Some recent commentary/opinion pieces weigh in on the need for more time to help close the achievement gap. An opinion article in on the Minneapolis Post site today says we don't have an achievement gap as much as we have a "learning gap," arguing that education leaders have largely ignored the importance of out-of-school experiences to improve student outcomes.
"Learning beyond the classroom prepares youth for learning in the classroom. To focus on the classroom as if it exists in a vacuum will never allow us to close the learning gap," writes Paul Meunier, director of services with the Minnesota Youth Intervention Programs, adding that youth-intervention programs can be particularly powerful. "Youth-intervention programs are an important part of the solution. Generally provided outside of the school setting, these programs meet the needs of youth who have lost sight of the need to learn and falling out of favor with the broader community."
Others seem to be more hesitant to agree.
According to an opinion piece in the Chicago Sun-Times, some parents in Chicago aren't ready to have all the district's schools shift to a longer calendar next year.

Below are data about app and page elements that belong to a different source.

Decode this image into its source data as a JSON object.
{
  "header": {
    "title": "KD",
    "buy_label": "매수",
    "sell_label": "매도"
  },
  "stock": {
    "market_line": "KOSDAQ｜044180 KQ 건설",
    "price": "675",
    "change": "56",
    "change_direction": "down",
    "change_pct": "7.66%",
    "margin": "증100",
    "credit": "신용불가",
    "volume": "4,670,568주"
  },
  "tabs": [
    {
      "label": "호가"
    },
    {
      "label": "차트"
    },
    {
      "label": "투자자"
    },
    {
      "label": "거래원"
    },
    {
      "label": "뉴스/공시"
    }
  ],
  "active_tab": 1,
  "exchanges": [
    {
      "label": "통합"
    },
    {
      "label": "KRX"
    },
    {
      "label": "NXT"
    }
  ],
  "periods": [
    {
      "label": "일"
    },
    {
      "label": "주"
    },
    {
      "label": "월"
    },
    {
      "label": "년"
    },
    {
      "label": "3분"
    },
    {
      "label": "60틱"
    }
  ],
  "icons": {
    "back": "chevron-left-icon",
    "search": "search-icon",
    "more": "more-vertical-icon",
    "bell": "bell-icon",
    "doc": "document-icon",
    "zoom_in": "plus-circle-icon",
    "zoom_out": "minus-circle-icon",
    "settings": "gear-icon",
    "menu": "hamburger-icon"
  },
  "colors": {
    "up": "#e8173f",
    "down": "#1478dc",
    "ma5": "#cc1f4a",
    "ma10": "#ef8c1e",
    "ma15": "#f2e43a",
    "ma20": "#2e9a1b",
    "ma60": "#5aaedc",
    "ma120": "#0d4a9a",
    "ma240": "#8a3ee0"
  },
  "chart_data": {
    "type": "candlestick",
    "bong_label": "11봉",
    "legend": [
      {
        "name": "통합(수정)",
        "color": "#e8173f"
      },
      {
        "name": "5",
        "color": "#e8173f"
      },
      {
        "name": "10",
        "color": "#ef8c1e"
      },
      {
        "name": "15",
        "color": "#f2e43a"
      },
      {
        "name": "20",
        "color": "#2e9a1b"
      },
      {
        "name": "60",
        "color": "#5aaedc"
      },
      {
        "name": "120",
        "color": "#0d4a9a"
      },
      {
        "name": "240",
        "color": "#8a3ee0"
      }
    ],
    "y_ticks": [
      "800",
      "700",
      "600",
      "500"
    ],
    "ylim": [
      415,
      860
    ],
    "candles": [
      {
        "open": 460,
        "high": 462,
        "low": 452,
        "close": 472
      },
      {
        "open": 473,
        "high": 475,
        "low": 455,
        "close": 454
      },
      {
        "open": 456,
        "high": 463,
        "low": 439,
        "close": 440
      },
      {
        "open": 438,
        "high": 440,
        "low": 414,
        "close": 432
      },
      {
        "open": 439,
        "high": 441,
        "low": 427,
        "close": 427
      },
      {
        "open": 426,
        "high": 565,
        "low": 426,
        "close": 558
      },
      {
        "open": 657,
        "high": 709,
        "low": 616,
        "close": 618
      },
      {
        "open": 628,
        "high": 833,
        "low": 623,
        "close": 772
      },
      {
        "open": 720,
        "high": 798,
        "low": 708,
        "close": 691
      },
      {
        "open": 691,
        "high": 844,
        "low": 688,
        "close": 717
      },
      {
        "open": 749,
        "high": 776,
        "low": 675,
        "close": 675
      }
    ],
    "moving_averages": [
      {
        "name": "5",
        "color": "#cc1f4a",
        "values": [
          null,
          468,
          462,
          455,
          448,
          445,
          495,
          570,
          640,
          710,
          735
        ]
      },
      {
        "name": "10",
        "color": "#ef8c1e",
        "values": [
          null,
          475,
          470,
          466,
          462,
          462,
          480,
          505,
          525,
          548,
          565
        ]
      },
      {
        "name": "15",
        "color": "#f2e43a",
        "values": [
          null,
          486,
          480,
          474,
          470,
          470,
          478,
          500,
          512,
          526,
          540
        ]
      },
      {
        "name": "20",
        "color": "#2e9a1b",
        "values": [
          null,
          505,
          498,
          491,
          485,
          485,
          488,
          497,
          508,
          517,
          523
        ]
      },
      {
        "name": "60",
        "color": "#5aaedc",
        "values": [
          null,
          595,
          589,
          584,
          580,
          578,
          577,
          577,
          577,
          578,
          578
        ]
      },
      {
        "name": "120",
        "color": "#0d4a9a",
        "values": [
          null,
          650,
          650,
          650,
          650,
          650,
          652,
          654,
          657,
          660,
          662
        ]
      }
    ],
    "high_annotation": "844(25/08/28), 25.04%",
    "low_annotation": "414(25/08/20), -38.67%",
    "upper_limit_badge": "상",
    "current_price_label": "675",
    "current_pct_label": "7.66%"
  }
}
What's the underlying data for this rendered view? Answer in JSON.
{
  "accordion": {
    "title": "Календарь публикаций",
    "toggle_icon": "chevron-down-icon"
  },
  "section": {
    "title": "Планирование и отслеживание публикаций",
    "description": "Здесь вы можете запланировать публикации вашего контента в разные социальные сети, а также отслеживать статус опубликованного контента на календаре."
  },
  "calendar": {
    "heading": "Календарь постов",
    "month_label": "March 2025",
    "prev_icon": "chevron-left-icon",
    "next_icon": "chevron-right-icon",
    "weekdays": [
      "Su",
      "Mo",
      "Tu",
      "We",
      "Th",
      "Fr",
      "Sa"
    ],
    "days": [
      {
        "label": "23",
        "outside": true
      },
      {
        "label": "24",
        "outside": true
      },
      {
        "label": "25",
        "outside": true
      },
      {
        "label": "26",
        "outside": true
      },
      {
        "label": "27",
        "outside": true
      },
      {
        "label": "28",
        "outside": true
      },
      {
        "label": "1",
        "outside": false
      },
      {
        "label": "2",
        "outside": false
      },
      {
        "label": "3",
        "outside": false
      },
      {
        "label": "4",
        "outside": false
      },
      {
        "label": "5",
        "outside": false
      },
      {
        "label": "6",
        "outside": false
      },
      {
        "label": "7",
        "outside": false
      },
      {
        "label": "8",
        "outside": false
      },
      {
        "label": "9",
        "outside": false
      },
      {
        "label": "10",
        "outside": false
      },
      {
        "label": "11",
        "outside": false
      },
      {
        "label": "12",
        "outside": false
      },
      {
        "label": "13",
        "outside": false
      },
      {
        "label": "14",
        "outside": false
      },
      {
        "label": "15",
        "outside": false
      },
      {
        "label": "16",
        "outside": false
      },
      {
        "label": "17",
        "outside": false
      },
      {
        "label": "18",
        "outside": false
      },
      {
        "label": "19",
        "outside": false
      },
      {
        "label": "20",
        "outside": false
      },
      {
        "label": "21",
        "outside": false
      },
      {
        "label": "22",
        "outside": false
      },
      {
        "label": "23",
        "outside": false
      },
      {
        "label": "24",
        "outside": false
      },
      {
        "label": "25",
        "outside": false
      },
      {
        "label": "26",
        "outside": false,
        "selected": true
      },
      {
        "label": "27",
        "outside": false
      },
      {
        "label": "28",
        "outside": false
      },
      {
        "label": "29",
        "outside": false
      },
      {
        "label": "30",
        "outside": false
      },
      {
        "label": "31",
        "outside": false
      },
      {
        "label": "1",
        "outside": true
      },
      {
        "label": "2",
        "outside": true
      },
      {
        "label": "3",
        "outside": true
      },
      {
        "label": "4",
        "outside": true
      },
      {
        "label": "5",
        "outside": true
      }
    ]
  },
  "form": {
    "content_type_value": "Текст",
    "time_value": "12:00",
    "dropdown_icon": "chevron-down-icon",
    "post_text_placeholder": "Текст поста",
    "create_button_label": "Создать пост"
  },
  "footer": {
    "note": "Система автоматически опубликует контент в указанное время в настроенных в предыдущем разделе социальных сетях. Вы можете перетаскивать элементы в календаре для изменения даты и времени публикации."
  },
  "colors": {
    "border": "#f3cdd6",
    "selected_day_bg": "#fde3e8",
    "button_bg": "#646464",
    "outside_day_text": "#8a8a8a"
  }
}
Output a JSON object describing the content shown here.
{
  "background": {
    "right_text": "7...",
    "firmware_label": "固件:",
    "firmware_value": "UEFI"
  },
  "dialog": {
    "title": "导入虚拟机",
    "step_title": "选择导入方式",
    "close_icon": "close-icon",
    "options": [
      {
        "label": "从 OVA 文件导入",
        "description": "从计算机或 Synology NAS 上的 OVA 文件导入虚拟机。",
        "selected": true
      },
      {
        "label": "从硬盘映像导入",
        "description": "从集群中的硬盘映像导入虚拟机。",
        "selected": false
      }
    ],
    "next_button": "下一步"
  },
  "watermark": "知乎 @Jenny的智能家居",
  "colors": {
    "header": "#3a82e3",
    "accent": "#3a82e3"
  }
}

As you may remember, some schools in the city have piloted an expanded learning model this year, with a plan to go districtwide by next school year.
"Without careful planning, adequate funding, and real meaningful dialogue among all stakeholders, nothing of significance for our children can come from the initiative," the piece reads. "Many parents believe the media aren't giving the issue the coverage it deserves and are failing to ask critical questions about funding, staffing, and safety."
And in other news in the out-of-school/expanded learning realm:
Hilton Worldwide, the corporate organization that backs the global hotel chain, is partnering with Global Kids, a nonprofit that runs out-of-school-time programs focused on global learning in the District of Columbia and New York City, to support its programs. Hilton Worldwide staff will begin volunteering in the D.C. locations initially, providing career mentoring and service-learning activities. Global Kids reaches more than 14,000 students each year.